Here are some important points about each topic that you might want to include in emails and phone calls to Senators Tillis and Burr and in writing your letters to the editor. (For letter-to-the-editor writing tips, see How to Write a Letter to the Editor.)
The For The People Act
- Help ensure clean and fair elections, e.g., by reducing or eliminating the influence of big money, dark money, and foreign money in politics.
- Make it easier to vote, for example by requiring the states to automatically register eligible voters and to provide for same-day registration (i.e., on election day) for Federal elections.
- Reduce or eliminate partisan gerrymandering by requiring independent (i.e., non-partisan) redistricting commissions.
- Strengthen ethics and financial disclosure requirements for the President, Vice President, Members of Congress (MOC’s) , and Federal officers and employees. One way this will be done is by prohibiting MOC’s from serving on the boards of for-profit entities.
Eliminating the Filibuster
- The filibuster (or cloture rule) in the Senate has been used more in the last 20 years than in the previous 80. Put simply, the cloture rule requires 60 members to end debate on most topics and move to a vote. So rather than needing a simple majority to pass legislation, 60 votes are often necessary. And nobody has to stand on the Senate floor and talk, or make any other effort, to maintain the filibuster. If the 60 votes aren’t there to invoke cloture and go on to a vote, they simply move on to other concerns. Does it make sense that it takes 60 votes in order to actually vote on the legislation under consideration when only a simple majority is required to pass it?
- The filibuster was not part of the founders’ original vision of the Senate and is not mentioned in the Constitution; it is a simply an aspect of the rules that the Senate has adopted for itself. It did not exist before 1806, and members of both parties tried but failed to get rid of it during the 1800’s.

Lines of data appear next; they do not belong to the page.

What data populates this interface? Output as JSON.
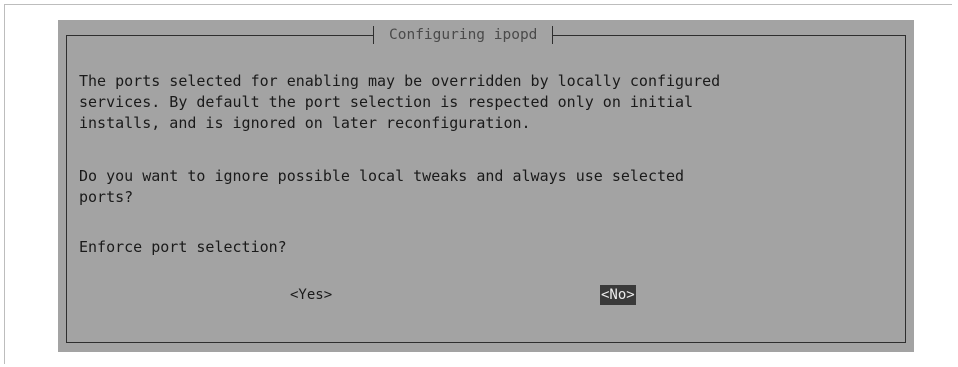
{
  "dialog": {
    "title": "Configuring ipopd",
    "description_lines": [
      "The ports selected for enabling may be overridden by locally configured",
      "services. By default the port selection is respected only on initial",
      "installs, and is ignored on later reconfiguration."
    ],
    "question_lines": [
      "Do you want to ignore possible local tweaks and always use selected",
      "ports?"
    ],
    "prompt": "Enforce port selection?",
    "buttons": {
      "yes_label": "<Yes>",
      "no_label": "<No>"
    }
  },
  "colors": {
    "dialog_background": "#a3a3a3",
    "border": "#2e2e2e",
    "text": "#1a1a1a",
    "selected_button_background": "#3a3a3a",
    "selected_button_text": "#ececec"
  }
}
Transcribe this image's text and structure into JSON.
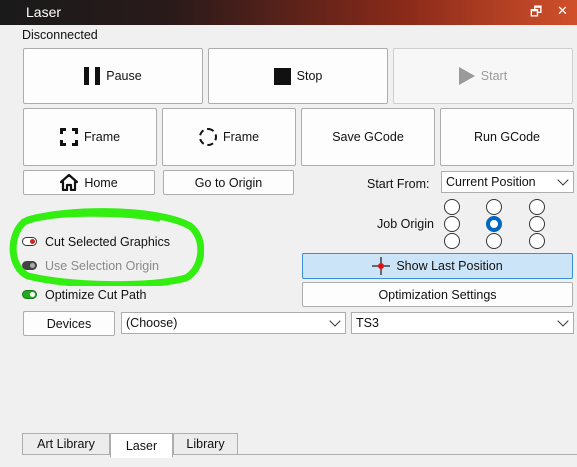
{
  "window": {
    "title": "Laser"
  },
  "status": "Disconnected",
  "row1": {
    "pause": "Pause",
    "stop": "Stop",
    "start": "Start"
  },
  "row2": {
    "frame1": "Frame",
    "frame2": "Frame",
    "save": "Save GCode",
    "run": "Run GCode"
  },
  "row3": {
    "home": "Home",
    "goto_origin": "Go to Origin",
    "start_from_label": "Start From:",
    "start_from_value": "Current Position"
  },
  "job_origin": {
    "label": "Job Origin",
    "selected": "middle-center"
  },
  "options": {
    "cut_selected": "Cut Selected Graphics",
    "use_selection_origin": "Use Selection Origin",
    "optimize_cut_path": "Optimize Cut Path"
  },
  "show_last_position": "Show Last Position",
  "optimization_settings": "Optimization Settings",
  "devices": {
    "button": "Devices",
    "choose_value": "(Choose)",
    "profile_value": "TS3"
  },
  "tabs": [
    "Art Library",
    "Laser",
    "Library"
  ],
  "colors": {
    "annotation": "#33ee11",
    "toggle_red": "#cc2222",
    "toggle_green": "#22aa22",
    "radio_selected": "#0067c0"
  }
}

- The details of how the filibuster could be changed or eliminated get complicated, but there is a pathway to doing so with a simple majority vote – you may have heard this described as the “nuclear option.”
- The Senate could choose to make it more difficult to filibuster without eliminating it entirely. There are already certain categories of bills – think budget reconciliation – that are exempt from the cloture rule. The Senate could exempt other types of legislation. It’s also possible that something like a talking filibuster could be required. Or perhaps if the cloture rule is invoked and 60 Senators won’t support ending the debate then the Senate could require itself to keep debating the bill under consideration and not move on to other business.
- The bottom line is that the filibuster needs to be eliminated or at least made rare once again in order to allow the Senate, and Congress as a whole, to get on with the people’s business and govern effectively.
- The residents of Washington, DC, pay Federal (and other) taxes but are not permitted to vote in Federal elections. They pay more Federal tax in total dollars than 21 states. This is taxation without representation and not what our democracy is supposed to be about.
- The DC population is about 712,000. Wyoming is about 572,000, Vermont around 627,000, and Alaska 736,000. So DC would not be the smallest state, and population size is no excuse for the lack of voting rights. Perhaps if DC is not to be granted statehood we should be fair and change Wyoming and Vermont to territories!
- A March poll conducted by Data for Progress and the progressive advocacy coalition Democracy for All 2021 Action found that 54% of likely voters think D.C. should be a state. The poll found that clear majorities among likely voters in urban (57%) and suburban (56%) areas, as well as in swing states (57%), support D.C. statehood. About half of voters in rural areas of the country agree.
- The House is expected to vote on the issue later this month. Due to Republican opposition in the Senate (voters in DC skew strongly Democratic) it is highly unlikely that it will pass the Senate without changes to the filibuster.
Keep writing and calling and talking about all three of these important issues. This is our chance to protect democracy for all Americans!